That said, this week's update is a little more interesting because it's not going to be a straightforward closing of a position for profit. Read on to find out.
Managing a floundering position in Johnson & Johnson
Managing a floundering position in JNJ
Back on Jan 24, I sold 1 JNJ put at the $160 strike for $92 in credit. JNJ had just reported earnings and the market didn't like what they had to say and sent the stock down. From the chart below you can see I entered when it was trading maybe $169, and figured selling a put nearly $10 away would be an good trade.
At the same time, JNJ has never touched or gone below $160, so the put has also remained out of the money the whole time (which is good). However JNJ's stock price has not quite climbed either, which is keeping the put premium high, resulting in the position currently trading at $144, which is an unrealised loss of $52. You can see these numbers in the screenshot below. This is what I refer to as a floundering postition - where the trade isn't really in trouble beause it's not in the money, but yet it's not profitable (or not profitable enough) to be taken off for a profit.
The added complication is that there's 13 days left to go in the trade, and I typically want to manage positions around this time because otherwise things can turn very quickly if this trade goes in the money.
So here are the options: 1 - JNJ stays above $160 - I'll consider reducing my profit target on the trade. Usually it's 50%, I'd be willing to take 25-30% if it means taking it off for a small winner. I can always re-enter the position again. This would be my preferred pick. 2 - If JNJ continues to drop to $161 or so, which means I can't take it off even for a small profit - then I'll continue to hold it for another week. If it continues to flounder right up to the day before expiration, I would consider leaving it and come back on Monday to see if I was assigned or not. 3 - If JNJ drops below $160, I'll roll the trade. I've actually been trying to pick up shares in JNJ through all of 2022 and collected nearly $2,000 in premium selling options in JNJ every month. This means if I do get assigned on the trade, my cost basis will be lower than $140 per share and I will be more than happy for that to happen. The important thing to note is there are so many paths I could take, and all of them give me some level of control as to how I'm going to deal with the option position, or the final stock position, if it comes to that. If you're buying and selling stocks or ETFs at market prices, you have none of this control.

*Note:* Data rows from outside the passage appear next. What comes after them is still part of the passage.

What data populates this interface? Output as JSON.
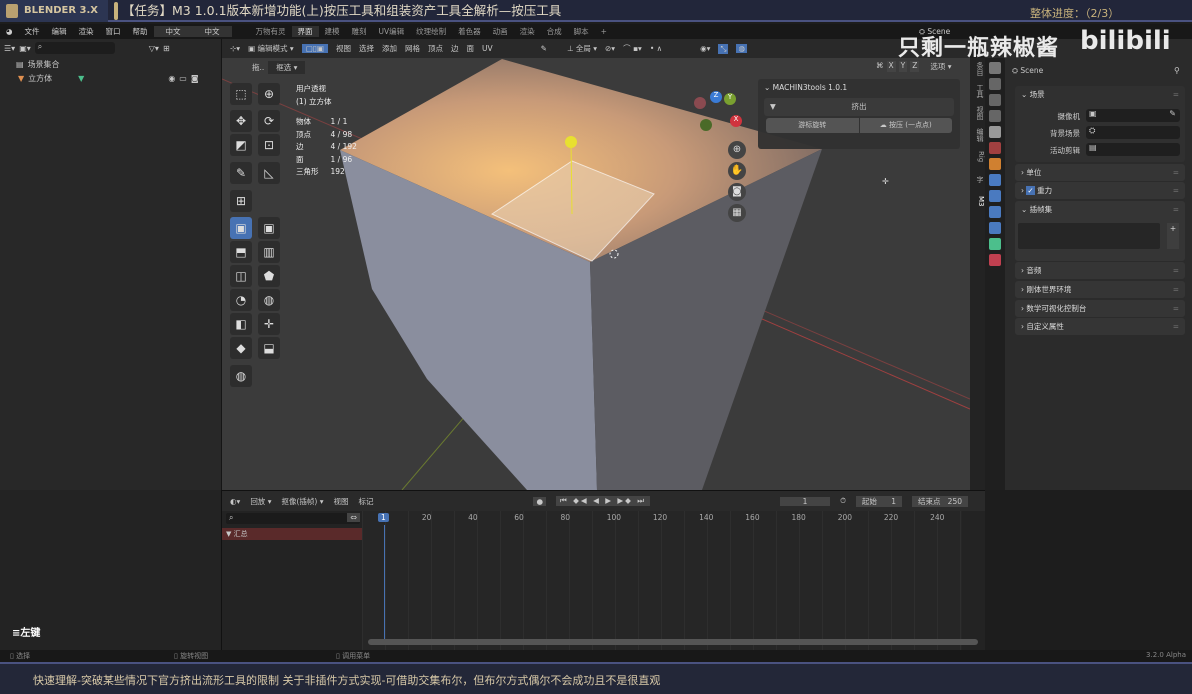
{
  "banner": {
    "brand": "BLENDER 3.X",
    "title": "【任务】M3 1.0.1版本新增功能(上)按压工具和组装资产工具全解析—按压工具",
    "progress": "整体进度：（2/3）"
  },
  "menu": {
    "items": [
      "文件",
      "编辑",
      "渲染",
      "窗口",
      "帮助"
    ],
    "lang": [
      "中文",
      "中文"
    ],
    "workspaces": [
      "万物有灵",
      "界面",
      "建模",
      "雕刻",
      "UV编辑",
      "纹理绘制",
      "着色器",
      "动画",
      "渲染",
      "合成",
      "脚本",
      "+"
    ],
    "scene": "Scene"
  },
  "watermark": {
    "text": "只剩一瓶辣椒酱",
    "logo": "bilibili"
  },
  "outliner": {
    "collection": "场景集合",
    "object": "立方体"
  },
  "viewport": {
    "mode": "编辑模式",
    "menus": [
      "视图",
      "选择",
      "添加",
      "网格",
      "顶点",
      "边",
      "面",
      "UV"
    ],
    "orientation": "全局",
    "drag_label": "拖..",
    "drag_value": "框选",
    "options": "选项",
    "axes": [
      "X",
      "Y",
      "Z"
    ],
    "view_name": "用户透视",
    "object_name": "(1) 立方体",
    "stats": [
      {
        "k": "物体",
        "v": "1 / 1"
      },
      {
        "k": "顶点",
        "v": "4 / 98"
      },
      {
        "k": "边",
        "v": "4 / 192"
      },
      {
        "k": "面",
        "v": "1 / 96"
      },
      {
        "k": "三角形",
        "v": "192"
      }
    ],
    "gizmo": {
      "x": "X",
      "y": "Y",
      "z": "Z"
    }
  },
  "m3panel": {
    "title": "MACHIN3tools 1.0.1",
    "section": "挤出",
    "btn1": "游标旋转",
    "btn2": "按压 (一点点)"
  },
  "ntabs": [
    "条目",
    "工具",
    "视图",
    "编辑",
    "Rig",
    "字",
    "M3"
  ],
  "properties": {
    "scene": "Scene",
    "sections": [
      {
        "label": "场景",
        "fields": [
          {
            "label": "摄像机"
          },
          {
            "label": "背景场景"
          },
          {
            "label": "活动剪辑"
          }
        ]
      }
    ],
    "collapsed": [
      "单位",
      "重力",
      "插帧集",
      "音频",
      "刚体世界环境",
      "数学可视化控制台",
      "自定义属性"
    ]
  },
  "timeline": {
    "menus": [
      "回放",
      "抠像(插帧)",
      "视图",
      "标记"
    ],
    "current": "1",
    "start_label": "起始",
    "start": "1",
    "end_label": "结束点",
    "end": "250",
    "summary": "汇总",
    "ticks": [
      "1",
      "20",
      "40",
      "60",
      "80",
      "100",
      "120",
      "140",
      "160",
      "180",
      "200",
      "220",
      "240"
    ]
  },
  "leftpanel": {
    "key": "≡左键"
  },
  "status": {
    "select": "选择",
    "rotate": "旋转视图",
    "menu": "调用菜单",
    "version": "3.2.0 Alpha"
  },
  "subtitle": "快速理解-突破某些情况下官方挤出流形工具的限制 关于非插件方式实现-可借助交集布尔，但布尔方式偶尔不会成功且不是很直观"
}
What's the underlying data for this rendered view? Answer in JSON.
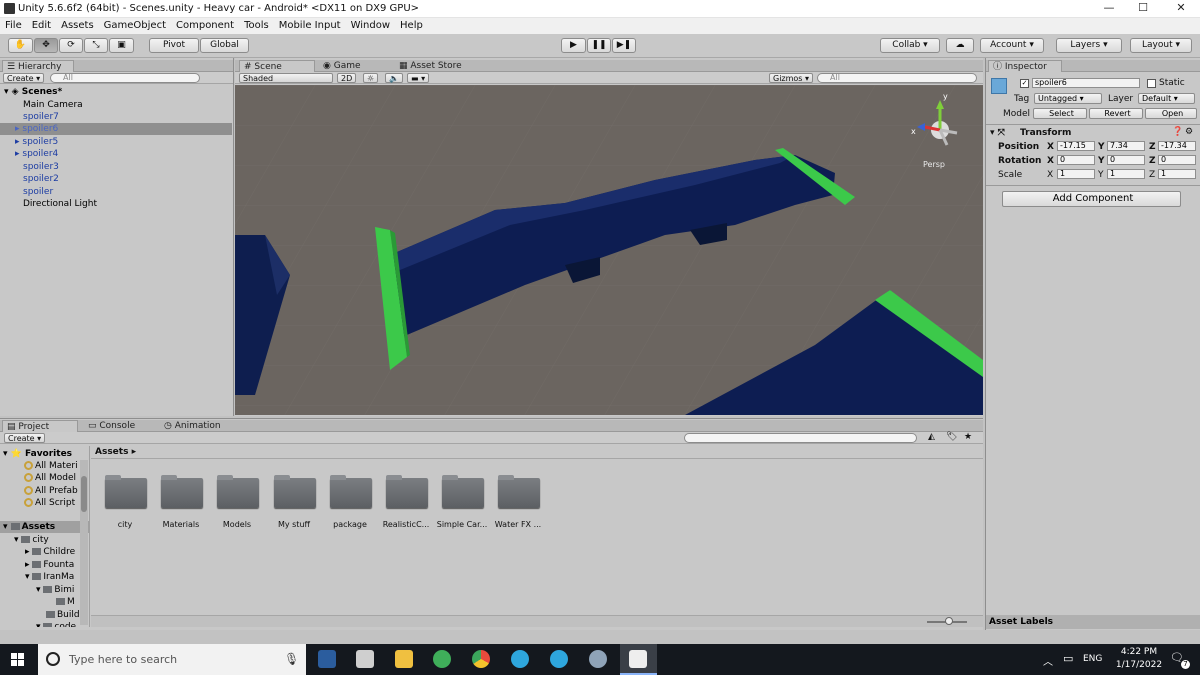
{
  "window": {
    "title": "Unity 5.6.6f2 (64bit) - Scenes.unity - Heavy car - Android* <DX11 on DX9 GPU>",
    "min": "—",
    "max": "☐",
    "close": "✕"
  },
  "menu": [
    "File",
    "Edit",
    "Assets",
    "GameObject",
    "Component",
    "Tools",
    "Mobile Input",
    "Window",
    "Help"
  ],
  "toolbar": {
    "pivot": "Pivot",
    "global": "Global",
    "collab": "Collab ▾",
    "account": "Account",
    "layers": "Layers",
    "layout": "Layout"
  },
  "hierarchy": {
    "tab": "Hierarchy",
    "create": "Create ▾",
    "search_placeholder": "All",
    "scene": "Scenes*",
    "items": [
      {
        "label": "Main Camera"
      },
      {
        "label": "spoiler7"
      },
      {
        "label": "spoiler6"
      },
      {
        "label": "spoiler5"
      },
      {
        "label": "spoiler4"
      },
      {
        "label": "spoiler3"
      },
      {
        "label": "spoiler2"
      },
      {
        "label": "spoiler"
      },
      {
        "label": "Directional Light"
      }
    ]
  },
  "scene": {
    "tab_scene": "Scene",
    "tab_game": "Game",
    "tab_store": "Asset Store",
    "shaded": "Shaded",
    "mode2d": "2D",
    "gizmos": "Gizmos ▾",
    "search_placeholder": "All",
    "persp": "Persp",
    "gizmo_y": "y",
    "gizmo_x": "x"
  },
  "inspector": {
    "tab": "Inspector",
    "name": "spoiler6",
    "static": "Static",
    "tag_label": "Tag",
    "tag": "Untagged",
    "layer_label": "Layer",
    "layer": "Default",
    "model_label": "Model",
    "select": "Select",
    "revert": "Revert",
    "open": "Open",
    "transform": "Transform",
    "position_label": "Position",
    "rotation_label": "Rotation",
    "scale_label": "Scale",
    "axis_x": "X",
    "axis_y": "Y",
    "axis_z": "Z",
    "position": {
      "x": "-17.15",
      "y": "7.34",
      "z": "-17.34"
    },
    "rotation": {
      "x": "0",
      "y": "0",
      "z": "0"
    },
    "scale": {
      "x": "1",
      "y": "1",
      "z": "1"
    },
    "add_component": "Add Component",
    "asset_labels": "Asset Labels"
  },
  "project": {
    "tab_project": "Project",
    "tab_console": "Console",
    "tab_animation": "Animation",
    "create": "Create ▾",
    "breadcrumb": "Assets",
    "favorites": "Favorites",
    "fav_items": [
      "All Materi",
      "All Model",
      "All Prefab",
      "All Script"
    ],
    "assets_root": "Assets",
    "tree": [
      "city",
      "Childre",
      "Founta",
      "IranMa",
      "Bimi",
      "M",
      "Build",
      "code"
    ],
    "folders": [
      "city",
      "Materials",
      "Models",
      "My stuff",
      "package",
      "RealisticC...",
      "Simple Car...",
      "Water FX ..."
    ]
  },
  "taskbar": {
    "search_placeholder": "Type here to search",
    "lang": "ENG",
    "time": "4:22 PM",
    "date": "1/17/2022",
    "notif": "7"
  }
}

This article is for educational purposes only. This is my own portfolio which is being managed according to my goals and risk tolerance. Your situation is likely different and you should do your own due diligence before investing in stocks or options.